▶ **WHAT IS REQUIRED**: For the word "text", count the lines of the records that hold it, and give only that number.

▶ **STUDY MATERIAL**:

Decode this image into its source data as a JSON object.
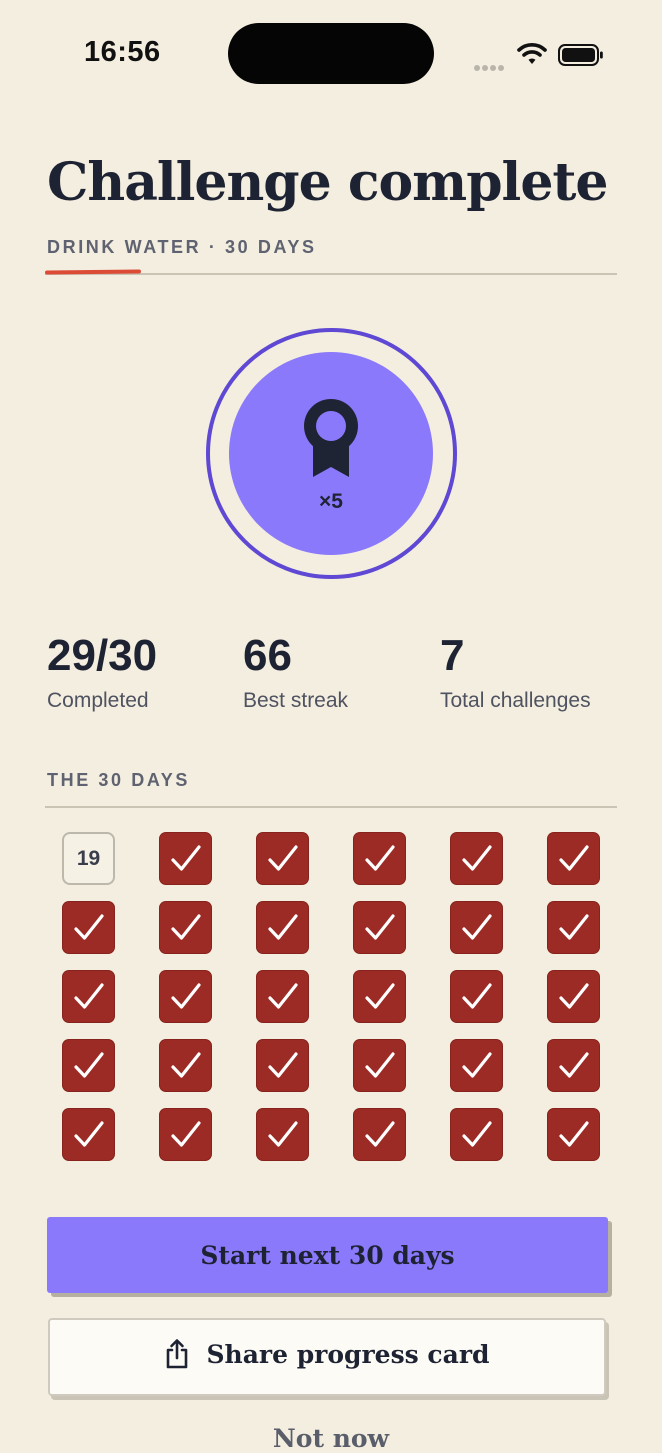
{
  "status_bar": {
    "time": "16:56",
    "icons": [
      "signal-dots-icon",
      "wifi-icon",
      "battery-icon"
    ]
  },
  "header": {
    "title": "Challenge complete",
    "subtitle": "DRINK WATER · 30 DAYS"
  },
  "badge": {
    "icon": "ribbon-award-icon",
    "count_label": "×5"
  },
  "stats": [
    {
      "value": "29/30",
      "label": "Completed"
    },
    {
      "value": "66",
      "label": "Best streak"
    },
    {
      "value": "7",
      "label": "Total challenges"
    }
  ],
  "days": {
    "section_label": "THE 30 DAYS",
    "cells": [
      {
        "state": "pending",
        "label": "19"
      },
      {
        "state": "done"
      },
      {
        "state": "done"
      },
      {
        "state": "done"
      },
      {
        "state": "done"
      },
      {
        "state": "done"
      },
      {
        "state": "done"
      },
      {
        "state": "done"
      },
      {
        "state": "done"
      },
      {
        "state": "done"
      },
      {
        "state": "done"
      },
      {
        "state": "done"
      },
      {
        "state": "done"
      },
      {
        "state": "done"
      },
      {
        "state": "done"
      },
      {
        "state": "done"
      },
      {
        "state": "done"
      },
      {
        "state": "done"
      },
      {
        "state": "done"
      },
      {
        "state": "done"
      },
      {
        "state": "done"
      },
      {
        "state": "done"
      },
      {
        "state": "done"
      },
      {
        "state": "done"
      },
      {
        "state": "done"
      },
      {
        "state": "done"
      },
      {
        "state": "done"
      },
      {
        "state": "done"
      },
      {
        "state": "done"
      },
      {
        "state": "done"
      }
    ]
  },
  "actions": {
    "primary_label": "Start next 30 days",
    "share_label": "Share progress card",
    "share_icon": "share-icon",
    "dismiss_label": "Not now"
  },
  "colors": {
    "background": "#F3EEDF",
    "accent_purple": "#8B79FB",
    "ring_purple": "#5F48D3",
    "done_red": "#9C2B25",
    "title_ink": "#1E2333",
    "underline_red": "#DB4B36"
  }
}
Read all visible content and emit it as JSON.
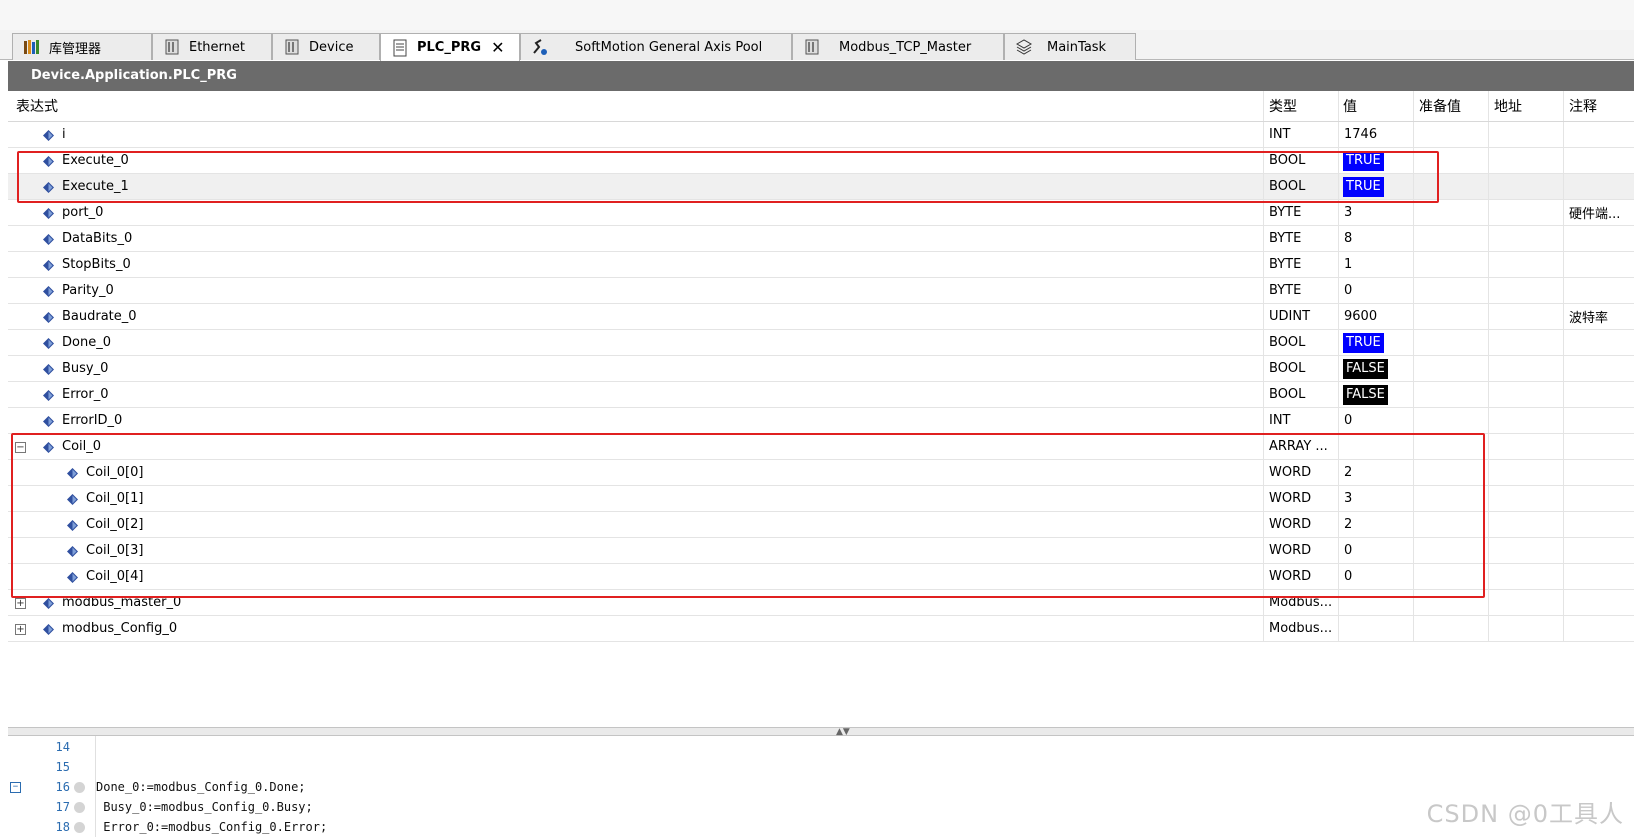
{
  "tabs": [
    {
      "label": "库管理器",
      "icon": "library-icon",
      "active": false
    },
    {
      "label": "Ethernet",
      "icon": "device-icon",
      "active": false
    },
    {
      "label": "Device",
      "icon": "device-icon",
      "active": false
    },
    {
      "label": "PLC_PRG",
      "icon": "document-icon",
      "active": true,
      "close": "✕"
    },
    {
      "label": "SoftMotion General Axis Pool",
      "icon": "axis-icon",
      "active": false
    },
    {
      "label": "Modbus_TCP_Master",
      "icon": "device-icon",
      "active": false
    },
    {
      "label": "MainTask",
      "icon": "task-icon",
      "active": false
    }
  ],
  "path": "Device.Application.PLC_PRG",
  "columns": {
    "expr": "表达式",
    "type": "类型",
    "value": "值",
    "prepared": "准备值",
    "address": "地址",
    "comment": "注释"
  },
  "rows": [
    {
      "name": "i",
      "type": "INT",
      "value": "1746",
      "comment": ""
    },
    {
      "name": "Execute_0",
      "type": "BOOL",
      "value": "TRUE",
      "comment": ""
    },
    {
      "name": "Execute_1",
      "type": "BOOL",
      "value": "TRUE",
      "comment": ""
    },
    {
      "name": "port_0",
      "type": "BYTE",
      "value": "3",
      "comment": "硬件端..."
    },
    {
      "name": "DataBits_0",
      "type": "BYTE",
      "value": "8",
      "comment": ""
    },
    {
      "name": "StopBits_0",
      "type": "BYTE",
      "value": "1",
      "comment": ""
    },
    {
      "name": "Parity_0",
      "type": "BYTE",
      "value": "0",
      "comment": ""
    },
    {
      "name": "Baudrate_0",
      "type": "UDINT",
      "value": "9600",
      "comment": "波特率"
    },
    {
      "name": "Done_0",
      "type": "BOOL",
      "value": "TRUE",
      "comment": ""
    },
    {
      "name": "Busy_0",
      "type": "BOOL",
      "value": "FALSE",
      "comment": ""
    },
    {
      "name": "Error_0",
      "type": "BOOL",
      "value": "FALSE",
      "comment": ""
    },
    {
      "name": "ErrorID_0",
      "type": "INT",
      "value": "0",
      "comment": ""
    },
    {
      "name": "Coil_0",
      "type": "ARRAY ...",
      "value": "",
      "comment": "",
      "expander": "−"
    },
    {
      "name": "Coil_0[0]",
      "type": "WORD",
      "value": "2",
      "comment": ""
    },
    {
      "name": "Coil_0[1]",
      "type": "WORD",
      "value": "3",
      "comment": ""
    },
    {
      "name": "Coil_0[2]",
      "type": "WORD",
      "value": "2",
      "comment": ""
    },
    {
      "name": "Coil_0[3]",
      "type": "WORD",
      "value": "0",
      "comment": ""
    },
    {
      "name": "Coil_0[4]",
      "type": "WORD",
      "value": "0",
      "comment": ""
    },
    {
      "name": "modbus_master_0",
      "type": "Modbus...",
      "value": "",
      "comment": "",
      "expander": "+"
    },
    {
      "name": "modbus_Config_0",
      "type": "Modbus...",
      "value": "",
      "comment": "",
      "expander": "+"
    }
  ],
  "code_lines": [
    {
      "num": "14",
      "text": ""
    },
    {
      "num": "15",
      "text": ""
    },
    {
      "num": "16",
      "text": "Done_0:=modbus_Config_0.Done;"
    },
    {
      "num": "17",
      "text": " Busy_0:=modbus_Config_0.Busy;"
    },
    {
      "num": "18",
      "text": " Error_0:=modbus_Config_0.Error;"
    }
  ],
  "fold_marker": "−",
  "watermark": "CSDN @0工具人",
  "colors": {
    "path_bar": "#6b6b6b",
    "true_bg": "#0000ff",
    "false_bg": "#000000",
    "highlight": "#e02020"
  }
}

▶ **REPLY**: 5